**About this exercise**
Below are records to give again exactly; omit each image they contain.
────────────────────
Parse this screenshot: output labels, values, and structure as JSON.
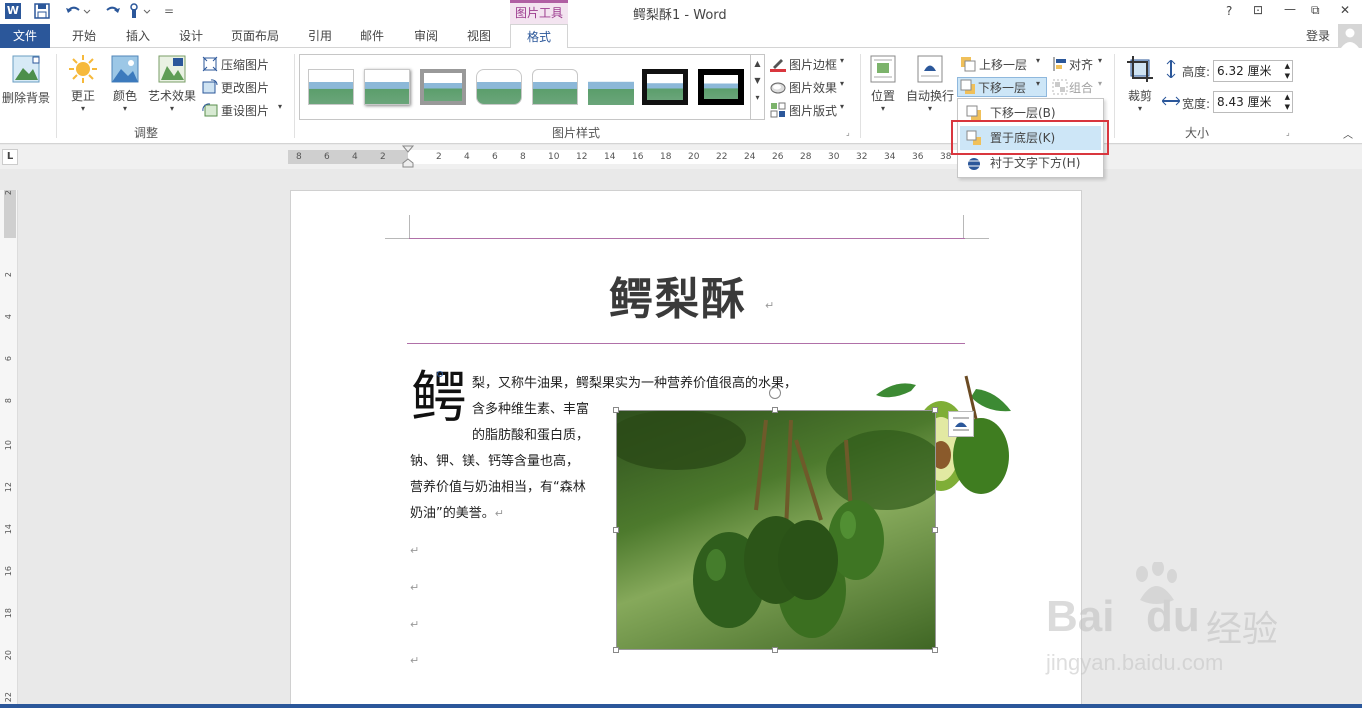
{
  "window": {
    "title": "鳄梨酥1 - Word",
    "context_tool": "图片工具",
    "qat_separator": "=",
    "controls": {
      "help": "?",
      "restore_ribbon": "⊡",
      "minimize": "—",
      "maximize": "⧉",
      "close": "✕"
    }
  },
  "tabs": [
    "开始",
    "插入",
    "设计",
    "页面布局",
    "引用",
    "邮件",
    "审阅",
    "视图"
  ],
  "file_tab": "文件",
  "active_tab": "格式",
  "login": "登录",
  "ribbon": {
    "remove_bg": "删除背景",
    "corrections": "更正",
    "color": "颜色",
    "artistic": "艺术效果",
    "compress": "压缩图片",
    "change": "更改图片",
    "reset": "重设图片",
    "adjust_group": "调整",
    "styles_group": "图片样式",
    "border": "图片边框",
    "effects": "图片效果",
    "layout": "图片版式",
    "position": "位置",
    "wrap": "自动换行",
    "bring_forward": "上移一层",
    "send_backward": "下移一层",
    "align": "对齐",
    "group": "组合",
    "crop": "裁剪",
    "height_label": "高度:",
    "height_value": "6.32 厘米",
    "width_label": "宽度:",
    "width_value": "8.43 厘米",
    "size_group": "大小"
  },
  "dropdown": {
    "items": [
      "下移一层(B)",
      "置于底层(K)",
      "衬于文字下方(H)"
    ],
    "highlighted": "置于底层(K)"
  },
  "ruler": {
    "corner": "L",
    "hticks": [
      "8",
      "6",
      "4",
      "2",
      "2",
      "4",
      "6",
      "8",
      "10",
      "12",
      "14",
      "16",
      "18",
      "20",
      "22",
      "24",
      "26",
      "28",
      "30",
      "32",
      "34",
      "36",
      "38"
    ],
    "vticks": [
      "2",
      "2",
      "4",
      "6",
      "8",
      "10",
      "12",
      "14",
      "16",
      "18",
      "20",
      "22"
    ]
  },
  "document": {
    "heading": "鳄梨酥",
    "dropcap": "鳄",
    "lines": [
      "梨，又称牛油果，鳄梨果实为一种营养价值很高的水果，",
      "含多种维生素、丰富",
      "的脂肪酸和蛋白质，",
      "钠、钾、镁、钙等含量也高，",
      "营养价值与奶油相当，有“森林",
      "奶油”的美誉。"
    ],
    "return_mark": "↵"
  },
  "watermark": {
    "brand": "Bai",
    "brand2": "du",
    "cn": "经验",
    "url": "jingyan.baidu.com"
  },
  "colors": {
    "accent": "#2b579a",
    "context": "#b05fa3",
    "highlight_box": "#d9363e"
  }
}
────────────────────
**Final answer**
Parse this screenshot: output labels, values, and structure as JSON.
{
  "window": {
    "title": "鳄梨酥1 - Word",
    "context_tool": "图片工具",
    "qat_separator": "=",
    "controls": {
      "help": "?",
      "restore_ribbon": "⊡",
      "minimize": "—",
      "maximize": "⧉",
      "close": "✕"
    }
  },
  "tabs": [
    "开始",
    "插入",
    "设计",
    "页面布局",
    "引用",
    "邮件",
    "审阅",
    "视图"
  ],
  "file_tab": "文件",
  "active_tab": "格式",
  "login": "登录",
  "ribbon": {
    "remove_bg": "删除背景",
    "corrections": "更正",
    "color": "颜色",
    "artistic": "艺术效果",
    "compress": "压缩图片",
    "change": "更改图片",
    "reset": "重设图片",
    "adjust_group": "调整",
    "styles_group": "图片样式",
    "border": "图片边框",
    "effects": "图片效果",
    "layout": "图片版式",
    "position": "位置",
    "wrap": "自动换行",
    "bring_forward": "上移一层",
    "send_backward": "下移一层",
    "align": "对齐",
    "group": "组合",
    "crop": "裁剪",
    "height_label": "高度:",
    "height_value": "6.32 厘米",
    "width_label": "宽度:",
    "width_value": "8.43 厘米",
    "size_group": "大小"
  },
  "dropdown": {
    "items": [
      "下移一层(B)",
      "置于底层(K)",
      "衬于文字下方(H)"
    ],
    "highlighted": "置于底层(K)"
  },
  "ruler": {
    "corner": "L",
    "hticks": [
      "8",
      "6",
      "4",
      "2",
      "2",
      "4",
      "6",
      "8",
      "10",
      "12",
      "14",
      "16",
      "18",
      "20",
      "22",
      "24",
      "26",
      "28",
      "30",
      "32",
      "34",
      "36",
      "38"
    ],
    "vticks": [
      "2",
      "2",
      "4",
      "6",
      "8",
      "10",
      "12",
      "14",
      "16",
      "18",
      "20",
      "22"
    ]
  },
  "document": {
    "heading": "鳄梨酥",
    "dropcap": "鳄",
    "lines": [
      "梨，又称牛油果，鳄梨果实为一种营养价值很高的水果，",
      "含多种维生素、丰富",
      "的脂肪酸和蛋白质，",
      "钠、钾、镁、钙等含量也高，",
      "营养价值与奶油相当，有“森林",
      "奶油”的美誉。"
    ],
    "return_mark": "↵"
  },
  "watermark": {
    "brand": "Bai",
    "brand2": "du",
    "cn": "经验",
    "url": "jingyan.baidu.com"
  },
  "colors": {
    "accent": "#2b579a",
    "context": "#b05fa3",
    "highlight_box": "#d9363e"
  }
}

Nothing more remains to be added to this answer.